Though this is a setback for Reverend Price's mission, and a slightly humorous scene, the Congolese's use of democracy becomes troublesome when the village takes a vote on whether or not to allow Leah to hunt. This divides the village between those who follow Anatole and his pleas for reason, and those that follow Tata Kuvudundu and his proclamations of evil spirits. Once the hunt takes place, with the energy of blood and killing, fights break out amongst the rival factions of the village - and stealing and looting of the meat becomes rampant. The former way of doing things in Kilanga was to talk things over until a consensus could be reached - but this use of democracy only makes one group unhappy, ultimately precipitating violence. Though they couldn't have known it, a similar situation developed throughout the entire country as unhappy citizens rose up in violence to protest what they believed was critical injustice.
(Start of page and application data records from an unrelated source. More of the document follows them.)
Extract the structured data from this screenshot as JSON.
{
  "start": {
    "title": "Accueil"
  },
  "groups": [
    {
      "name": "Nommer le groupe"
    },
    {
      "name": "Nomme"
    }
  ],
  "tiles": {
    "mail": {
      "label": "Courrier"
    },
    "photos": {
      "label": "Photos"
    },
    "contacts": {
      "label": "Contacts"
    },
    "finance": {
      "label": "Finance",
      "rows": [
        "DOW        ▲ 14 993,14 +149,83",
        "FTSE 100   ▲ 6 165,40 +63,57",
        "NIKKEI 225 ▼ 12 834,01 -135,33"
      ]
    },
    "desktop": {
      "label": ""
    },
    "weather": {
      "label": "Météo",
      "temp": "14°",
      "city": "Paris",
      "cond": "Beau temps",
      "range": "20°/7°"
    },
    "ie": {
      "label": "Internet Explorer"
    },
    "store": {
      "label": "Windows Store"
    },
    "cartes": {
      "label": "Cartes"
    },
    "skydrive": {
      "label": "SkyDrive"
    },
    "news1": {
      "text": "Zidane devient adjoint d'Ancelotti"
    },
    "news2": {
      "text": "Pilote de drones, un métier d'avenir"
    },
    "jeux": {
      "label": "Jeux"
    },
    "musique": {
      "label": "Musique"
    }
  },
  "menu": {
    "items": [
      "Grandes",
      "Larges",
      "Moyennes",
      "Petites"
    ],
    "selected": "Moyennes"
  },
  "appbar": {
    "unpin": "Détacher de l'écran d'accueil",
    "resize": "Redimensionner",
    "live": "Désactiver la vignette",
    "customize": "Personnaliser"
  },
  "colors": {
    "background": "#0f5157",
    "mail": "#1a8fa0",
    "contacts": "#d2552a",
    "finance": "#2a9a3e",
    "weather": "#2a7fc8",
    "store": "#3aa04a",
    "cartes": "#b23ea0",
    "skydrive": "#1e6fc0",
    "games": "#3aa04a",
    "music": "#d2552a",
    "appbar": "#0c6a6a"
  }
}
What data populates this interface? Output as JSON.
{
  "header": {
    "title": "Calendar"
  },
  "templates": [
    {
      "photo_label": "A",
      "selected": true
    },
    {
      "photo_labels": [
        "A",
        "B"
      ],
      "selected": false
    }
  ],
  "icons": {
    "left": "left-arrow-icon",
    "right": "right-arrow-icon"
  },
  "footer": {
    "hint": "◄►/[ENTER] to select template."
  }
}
With the hunt, Leah's character makes her full transformation from victim to empowered woman. The character of Leah, moreover, now represents a new vision of femininity, one that will lead her family out of the captivity of Revered Price. But Kingsolver leaves no illusions about the consequences of such a re-visioning of the role of femininity. When Leah stands up for herself against Tata Ndu's sons, the village is quickly thrown into chaos. Kingsolver suggests that gender remains a divisive issue across cultures.

On a personal level, with the death of Ruth May, the Prices realize they have fully become part of the Kilanga village, both in life and death. Ruth May's death finally brings the reality of the Congolese people forefront into the minds of Rachel and Leah. Though they might have thought they could return to America and resume the life they left, they now know they have past a point where they can never go back to once they once knew. As they were slowly reduced to poverty, and now death, they join in the one pervasive aspect of Congolese life they had not been able to experience before: grief.

Ruth May's death is certainly the climax of the novel as well as the pinnacle of several themes. First, her death represents the move in the novel from hope to grief. Ruth May had represented the innocence and naivete of the Prices, but now that she is gone, the family becomes burdened by impossible grief - clouded by the lack of sunshine. At the same time, the novel also shifts from the biblical theme of Genesis - beginnings - to Exodus - leaving. The Price's now must attempt to leave Africa, but in turn, they will also leave their blood upon the soil.